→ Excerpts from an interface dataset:

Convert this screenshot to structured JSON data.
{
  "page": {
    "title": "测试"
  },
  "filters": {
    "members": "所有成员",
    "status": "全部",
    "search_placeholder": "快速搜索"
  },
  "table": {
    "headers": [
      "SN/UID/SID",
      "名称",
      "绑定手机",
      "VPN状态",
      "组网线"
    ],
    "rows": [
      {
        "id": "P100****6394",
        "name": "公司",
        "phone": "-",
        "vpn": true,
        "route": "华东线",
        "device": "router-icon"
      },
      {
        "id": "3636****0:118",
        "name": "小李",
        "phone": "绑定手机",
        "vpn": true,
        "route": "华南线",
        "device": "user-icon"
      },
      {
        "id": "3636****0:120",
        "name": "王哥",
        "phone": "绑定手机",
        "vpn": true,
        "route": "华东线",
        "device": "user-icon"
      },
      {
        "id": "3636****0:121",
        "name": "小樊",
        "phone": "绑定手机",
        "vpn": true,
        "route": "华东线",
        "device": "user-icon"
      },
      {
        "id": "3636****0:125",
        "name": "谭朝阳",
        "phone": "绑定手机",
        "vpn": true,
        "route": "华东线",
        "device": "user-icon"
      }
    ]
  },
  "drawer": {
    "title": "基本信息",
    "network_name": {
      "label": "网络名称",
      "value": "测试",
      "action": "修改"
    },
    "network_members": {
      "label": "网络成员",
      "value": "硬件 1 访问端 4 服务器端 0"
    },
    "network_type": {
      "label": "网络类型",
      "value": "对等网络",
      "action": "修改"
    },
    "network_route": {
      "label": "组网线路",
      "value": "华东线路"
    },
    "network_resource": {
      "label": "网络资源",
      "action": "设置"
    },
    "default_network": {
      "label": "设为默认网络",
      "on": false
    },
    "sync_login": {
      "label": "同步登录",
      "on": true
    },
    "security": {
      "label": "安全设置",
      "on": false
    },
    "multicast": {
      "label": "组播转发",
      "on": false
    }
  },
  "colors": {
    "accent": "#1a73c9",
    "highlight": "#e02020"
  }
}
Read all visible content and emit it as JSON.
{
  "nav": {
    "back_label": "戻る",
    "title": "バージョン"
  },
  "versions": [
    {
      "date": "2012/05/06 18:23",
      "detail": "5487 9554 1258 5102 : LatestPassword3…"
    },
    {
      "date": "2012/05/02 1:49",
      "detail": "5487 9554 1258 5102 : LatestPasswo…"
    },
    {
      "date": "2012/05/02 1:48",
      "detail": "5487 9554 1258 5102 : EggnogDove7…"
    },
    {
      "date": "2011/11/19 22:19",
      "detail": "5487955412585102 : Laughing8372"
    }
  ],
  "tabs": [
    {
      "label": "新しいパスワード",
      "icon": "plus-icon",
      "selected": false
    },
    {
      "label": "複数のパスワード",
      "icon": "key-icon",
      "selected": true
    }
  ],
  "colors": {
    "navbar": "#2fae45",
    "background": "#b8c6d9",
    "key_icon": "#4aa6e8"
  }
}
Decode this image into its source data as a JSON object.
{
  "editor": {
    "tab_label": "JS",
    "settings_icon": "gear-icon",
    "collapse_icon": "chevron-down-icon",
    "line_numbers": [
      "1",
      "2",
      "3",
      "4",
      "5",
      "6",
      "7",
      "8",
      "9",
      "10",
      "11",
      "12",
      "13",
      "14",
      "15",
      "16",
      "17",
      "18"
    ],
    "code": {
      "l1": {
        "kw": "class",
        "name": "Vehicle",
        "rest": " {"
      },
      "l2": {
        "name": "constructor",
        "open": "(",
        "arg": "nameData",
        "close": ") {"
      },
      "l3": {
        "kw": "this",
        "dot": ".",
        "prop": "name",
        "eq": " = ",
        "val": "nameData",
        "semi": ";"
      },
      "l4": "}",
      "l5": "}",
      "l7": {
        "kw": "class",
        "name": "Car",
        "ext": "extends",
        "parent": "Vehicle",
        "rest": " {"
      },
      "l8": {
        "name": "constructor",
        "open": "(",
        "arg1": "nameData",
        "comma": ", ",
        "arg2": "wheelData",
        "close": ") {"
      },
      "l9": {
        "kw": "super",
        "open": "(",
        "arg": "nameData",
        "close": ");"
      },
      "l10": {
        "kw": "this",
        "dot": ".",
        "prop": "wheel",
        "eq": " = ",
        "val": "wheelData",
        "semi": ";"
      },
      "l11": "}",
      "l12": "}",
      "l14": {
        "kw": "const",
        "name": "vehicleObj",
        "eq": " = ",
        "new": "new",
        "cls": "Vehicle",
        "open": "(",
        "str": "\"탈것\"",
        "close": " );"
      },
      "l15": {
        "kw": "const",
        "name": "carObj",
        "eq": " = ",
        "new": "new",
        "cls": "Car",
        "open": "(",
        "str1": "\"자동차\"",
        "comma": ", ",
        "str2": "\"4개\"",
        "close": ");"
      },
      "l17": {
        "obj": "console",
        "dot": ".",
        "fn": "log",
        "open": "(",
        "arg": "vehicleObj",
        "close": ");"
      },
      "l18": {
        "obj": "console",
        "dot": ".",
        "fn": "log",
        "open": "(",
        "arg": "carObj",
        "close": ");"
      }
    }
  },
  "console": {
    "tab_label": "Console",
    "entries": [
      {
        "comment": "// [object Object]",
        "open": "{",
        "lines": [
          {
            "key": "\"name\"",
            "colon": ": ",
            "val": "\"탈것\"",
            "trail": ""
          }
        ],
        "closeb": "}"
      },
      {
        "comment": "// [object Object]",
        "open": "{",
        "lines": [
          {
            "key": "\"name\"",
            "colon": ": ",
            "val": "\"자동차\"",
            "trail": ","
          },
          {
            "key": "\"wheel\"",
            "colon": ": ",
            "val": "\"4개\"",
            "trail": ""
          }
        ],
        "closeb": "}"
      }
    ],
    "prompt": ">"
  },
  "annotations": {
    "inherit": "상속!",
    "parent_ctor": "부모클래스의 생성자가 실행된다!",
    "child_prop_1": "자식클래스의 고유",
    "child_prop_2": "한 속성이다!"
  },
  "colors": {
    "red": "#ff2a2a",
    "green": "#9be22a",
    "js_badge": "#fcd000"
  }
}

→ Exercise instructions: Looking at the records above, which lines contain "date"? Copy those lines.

→ Solution:
      "date": "2012/05/06 18:23",
      "date": "2012/05/02 1:49",
      "date": "2012/05/02 1:48",
      "date": "2011/11/19 22:19",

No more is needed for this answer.